What they don't like now is the product. And more and more people are doubting the values of journalists. Fewer Americans are thinking they're professional. Fewer Americans are saying they're moral. Fewer Americans are saying they care about what they're doing. That's a real big problem.
TERENCE SMITH: Well, Ken Auletta, that sounds like a bit of a blanket indictment. Is there anything news organizations can or are doing about it?
KEN AULETTA: Well, I think one of the things news organizations have to do is be more transparent. I think they have to open themselves up, as CBS failed to do, as they acknowledged they failed to do this in this report. They should have earlier acknowledged that they... that maybe a mistake was made; they're going to investigate it themselves; and the New York Times did it; they investigated themselves.
But I think if we give speeches, we ought to be willing to say who we speak to, how much money do we make on that? This is not to say the public is sainted and the public is always right, because the public is not. And they could be wrong about journalism. But we have to be as transparent as we ask Enron and all these companies to be, and we're not nearly as much as we should be. We have to open up our procedures.
We have to as the press has begun to do much more credibly, if someone doesn't want to be identified in a story, doesn't want to have a quote attributed to them, try and give the reason to your reader or viewer why they don't want to be quoted by name. They may have a good reason and you may need the information, but try... I think transparency is a very important thing. And part of being transparent is to be a little more humble. We're in the business of asking questions and listening, not making speeches.
TERENCE SMITH: Humility, Nancy Maynard, is that a missing and important ingredient?
NANCY MAYNARD: Well, I don't know very many journalists who are humble. But many and most try to do a very good job. I'm not sure it's so much humility. I think it's tonal, and I think that it is demographic in most cases. If you look at the ages, the people who run news organizations now, they're early boomers and those who are a little older.
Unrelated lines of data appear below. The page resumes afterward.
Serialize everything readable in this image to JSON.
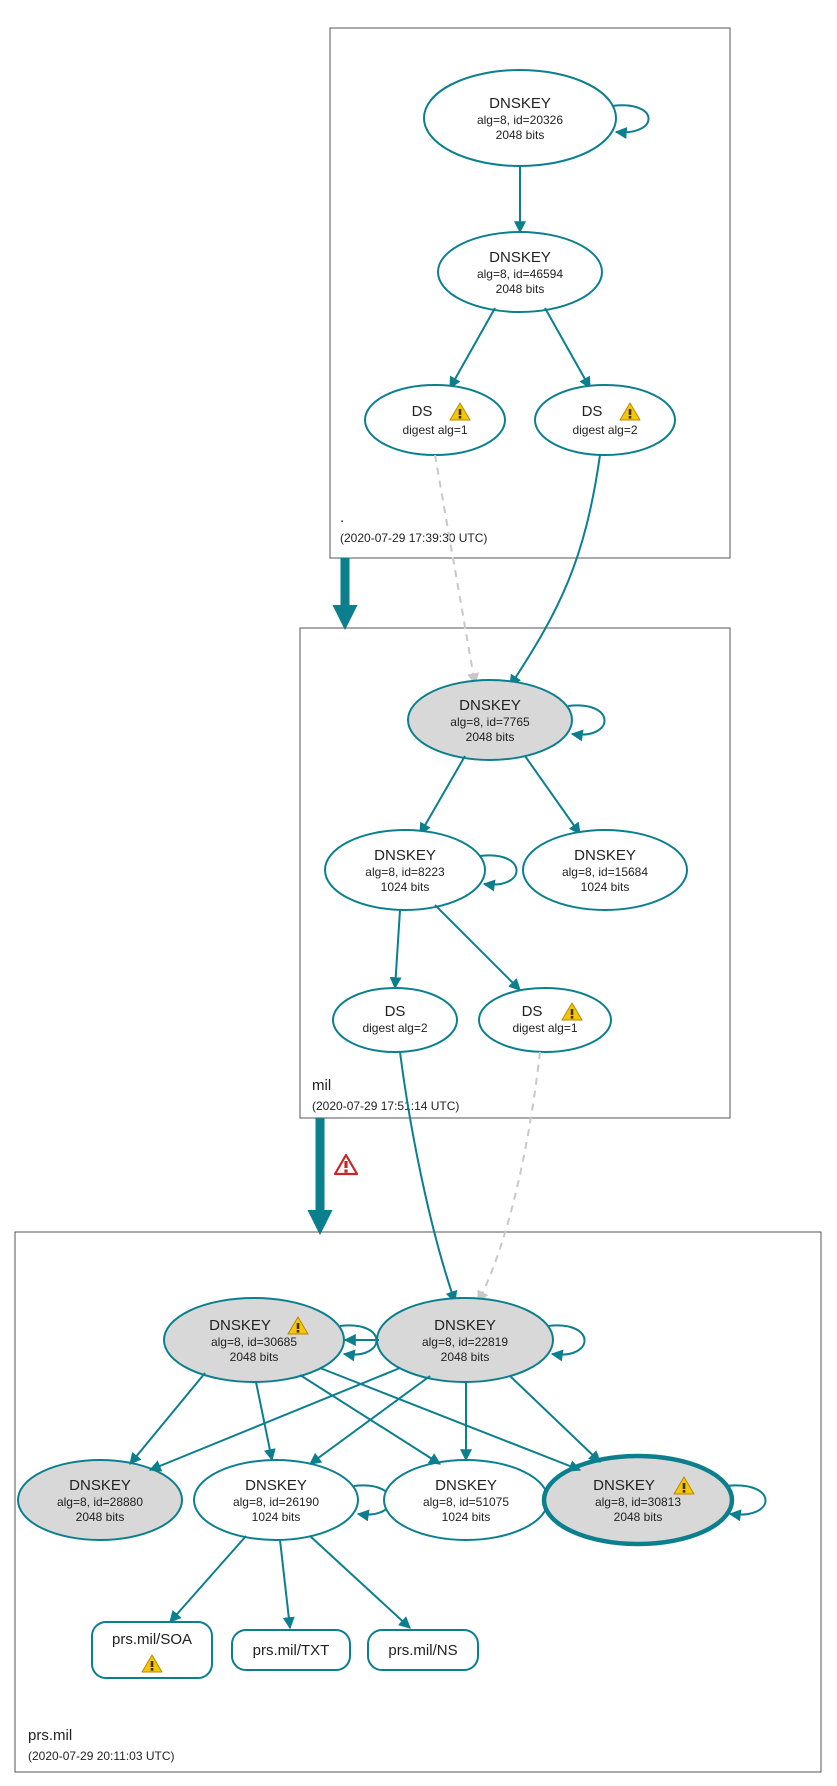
{
  "zones": {
    "root": {
      "label": ".",
      "timestamp": "(2020-07-29 17:39:30 UTC)"
    },
    "mil": {
      "label": "mil",
      "timestamp": "(2020-07-29 17:51:14 UTC)"
    },
    "prsmil": {
      "label": "prs.mil",
      "timestamp": "(2020-07-29 20:11:03 UTC)"
    }
  },
  "nodes": {
    "root_ksk": {
      "title": "DNSKEY",
      "l1": "alg=8, id=20326",
      "l2": "2048 bits"
    },
    "root_zsk": {
      "title": "DNSKEY",
      "l1": "alg=8, id=46594",
      "l2": "2048 bits"
    },
    "root_ds1": {
      "title": "DS",
      "l1": "digest alg=1"
    },
    "root_ds2": {
      "title": "DS",
      "l1": "digest alg=2"
    },
    "mil_ksk": {
      "title": "DNSKEY",
      "l1": "alg=8, id=7765",
      "l2": "2048 bits"
    },
    "mil_zsk1": {
      "title": "DNSKEY",
      "l1": "alg=8, id=8223",
      "l2": "1024 bits"
    },
    "mil_zsk2": {
      "title": "DNSKEY",
      "l1": "alg=8, id=15684",
      "l2": "1024 bits"
    },
    "mil_ds2": {
      "title": "DS",
      "l1": "digest alg=2"
    },
    "mil_ds1": {
      "title": "DS",
      "l1": "digest alg=1"
    },
    "prs_k30685": {
      "title": "DNSKEY",
      "l1": "alg=8, id=30685",
      "l2": "2048 bits"
    },
    "prs_k22819": {
      "title": "DNSKEY",
      "l1": "alg=8, id=22819",
      "l2": "2048 bits"
    },
    "prs_k28880": {
      "title": "DNSKEY",
      "l1": "alg=8, id=28880",
      "l2": "2048 bits"
    },
    "prs_k26190": {
      "title": "DNSKEY",
      "l1": "alg=8, id=26190",
      "l2": "1024 bits"
    },
    "prs_k51075": {
      "title": "DNSKEY",
      "l1": "alg=8, id=51075",
      "l2": "1024 bits"
    },
    "prs_k30813": {
      "title": "DNSKEY",
      "l1": "alg=8, id=30813",
      "l2": "2048 bits"
    },
    "rr_soa": {
      "label": "prs.mil/SOA"
    },
    "rr_txt": {
      "label": "prs.mil/TXT"
    },
    "rr_ns": {
      "label": "prs.mil/NS"
    }
  },
  "chart_data": {
    "type": "graph",
    "description": "DNSSEC authentication/delegation graph for prs.mil, visualized as three nested zones (. → mil → prs.mil) with DNSKEY/DS nodes connected by signing edges.",
    "zones": [
      {
        "name": ".",
        "timestamp": "2020-07-29 17:39:30 UTC"
      },
      {
        "name": "mil",
        "timestamp": "2020-07-29 17:51:14 UTC"
      },
      {
        "name": "prs.mil",
        "timestamp": "2020-07-29 20:11:03 UTC"
      }
    ],
    "nodes": [
      {
        "id": "root_ksk",
        "zone": ".",
        "type": "DNSKEY",
        "alg": 8,
        "key_id": 20326,
        "bits": 2048,
        "role": "KSK-trust-anchor",
        "fill": "grey",
        "double_border": true,
        "self_loop": true
      },
      {
        "id": "root_zsk",
        "zone": ".",
        "type": "DNSKEY",
        "alg": 8,
        "key_id": 46594,
        "bits": 2048,
        "fill": "white"
      },
      {
        "id": "root_ds1",
        "zone": ".",
        "type": "DS",
        "digest_alg": 1,
        "fill": "white",
        "warning": true
      },
      {
        "id": "root_ds2",
        "zone": ".",
        "type": "DS",
        "digest_alg": 2,
        "fill": "white",
        "warning": true
      },
      {
        "id": "mil_ksk",
        "zone": "mil",
        "type": "DNSKEY",
        "alg": 8,
        "key_id": 7765,
        "bits": 2048,
        "fill": "grey",
        "self_loop": true
      },
      {
        "id": "mil_zsk1",
        "zone": "mil",
        "type": "DNSKEY",
        "alg": 8,
        "key_id": 8223,
        "bits": 1024,
        "fill": "white",
        "self_loop": true
      },
      {
        "id": "mil_zsk2",
        "zone": "mil",
        "type": "DNSKEY",
        "alg": 8,
        "key_id": 15684,
        "bits": 1024,
        "fill": "white"
      },
      {
        "id": "mil_ds2",
        "zone": "mil",
        "type": "DS",
        "digest_alg": 2,
        "fill": "white"
      },
      {
        "id": "mil_ds1",
        "zone": "mil",
        "type": "DS",
        "digest_alg": 1,
        "fill": "white",
        "warning": true
      },
      {
        "id": "prs_k30685",
        "zone": "prs.mil",
        "type": "DNSKEY",
        "alg": 8,
        "key_id": 30685,
        "bits": 2048,
        "fill": "grey",
        "warning": true,
        "self_loop": true
      },
      {
        "id": "prs_k22819",
        "zone": "prs.mil",
        "type": "DNSKEY",
        "alg": 8,
        "key_id": 22819,
        "bits": 2048,
        "fill": "grey",
        "self_loop": true
      },
      {
        "id": "prs_k28880",
        "zone": "prs.mil",
        "type": "DNSKEY",
        "alg": 8,
        "key_id": 28880,
        "bits": 2048,
        "fill": "grey"
      },
      {
        "id": "prs_k26190",
        "zone": "prs.mil",
        "type": "DNSKEY",
        "alg": 8,
        "key_id": 26190,
        "bits": 1024,
        "fill": "white",
        "self_loop": true
      },
      {
        "id": "prs_k51075",
        "zone": "prs.mil",
        "type": "DNSKEY",
        "alg": 8,
        "key_id": 51075,
        "bits": 1024,
        "fill": "white"
      },
      {
        "id": "prs_k30813",
        "zone": "prs.mil",
        "type": "DNSKEY",
        "alg": 8,
        "key_id": 30813,
        "bits": 2048,
        "fill": "grey",
        "warning": true,
        "thick_border": true,
        "self_loop": true
      },
      {
        "id": "rr_soa",
        "zone": "prs.mil",
        "type": "RRset",
        "label": "prs.mil/SOA",
        "warning": true
      },
      {
        "id": "rr_txt",
        "zone": "prs.mil",
        "type": "RRset",
        "label": "prs.mil/TXT"
      },
      {
        "id": "rr_ns",
        "zone": "prs.mil",
        "type": "RRset",
        "label": "prs.mil/NS"
      }
    ],
    "edges": [
      {
        "from": "root_ksk",
        "to": "root_zsk",
        "style": "solid"
      },
      {
        "from": "root_zsk",
        "to": "root_ds1",
        "style": "solid"
      },
      {
        "from": "root_zsk",
        "to": "root_ds2",
        "style": "solid"
      },
      {
        "from": "root_ds1",
        "to": "mil_ksk",
        "style": "dashed"
      },
      {
        "from": "root_ds2",
        "to": "mil_ksk",
        "style": "solid"
      },
      {
        "from": "mil_ksk",
        "to": "mil_zsk1",
        "style": "solid"
      },
      {
        "from": "mil_ksk",
        "to": "mil_zsk2",
        "style": "solid"
      },
      {
        "from": "mil_zsk1",
        "to": "mil_ds2",
        "style": "solid"
      },
      {
        "from": "mil_zsk1",
        "to": "mil_ds1",
        "style": "solid"
      },
      {
        "from": "mil_ds2",
        "to": "prs_k22819",
        "style": "solid"
      },
      {
        "from": "mil_ds1",
        "to": "prs_k22819",
        "style": "dashed"
      },
      {
        "from": "prs_k30685",
        "to": "prs_k28880",
        "style": "solid"
      },
      {
        "from": "prs_k30685",
        "to": "prs_k26190",
        "style": "solid"
      },
      {
        "from": "prs_k30685",
        "to": "prs_k51075",
        "style": "solid"
      },
      {
        "from": "prs_k30685",
        "to": "prs_k30813",
        "style": "solid"
      },
      {
        "from": "prs_k22819",
        "to": "prs_k28880",
        "style": "solid"
      },
      {
        "from": "prs_k22819",
        "to": "prs_k26190",
        "style": "solid"
      },
      {
        "from": "prs_k22819",
        "to": "prs_k51075",
        "style": "solid"
      },
      {
        "from": "prs_k22819",
        "to": "prs_k30813",
        "style": "solid"
      },
      {
        "from": "prs_k22819",
        "to": "prs_k30685",
        "style": "solid"
      },
      {
        "from": "prs_k26190",
        "to": "rr_soa",
        "style": "solid"
      },
      {
        "from": "prs_k26190",
        "to": "rr_txt",
        "style": "solid"
      },
      {
        "from": "prs_k26190",
        "to": "rr_ns",
        "style": "solid"
      }
    ],
    "zone_delegation_edges": [
      {
        "from_zone": ".",
        "to_zone": "mil",
        "style": "thick"
      },
      {
        "from_zone": "mil",
        "to_zone": "prs.mil",
        "style": "thick",
        "error": true
      }
    ]
  }
}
We have always been considered self-indulgent by other age cohorts. And the product that we're putting out there is considered self-indulgent. It reflects our views of life and not as much the views of the country as a whole, as I think it was Michael who was saying, we just don't get out and do as much reporting as we used to.
The world is a big place; it's a more complicated place. But certainly there is a mismatch between many of the values of the journalists and those who are consumers of the product. And it's not necessarily political. It's not necessarily about faith. It's just about life as we see it given where we are and how we've grown up.
TERENCE SMITH: All right. Sounds like there's a lot to repair there. I want to thank all four of you very much.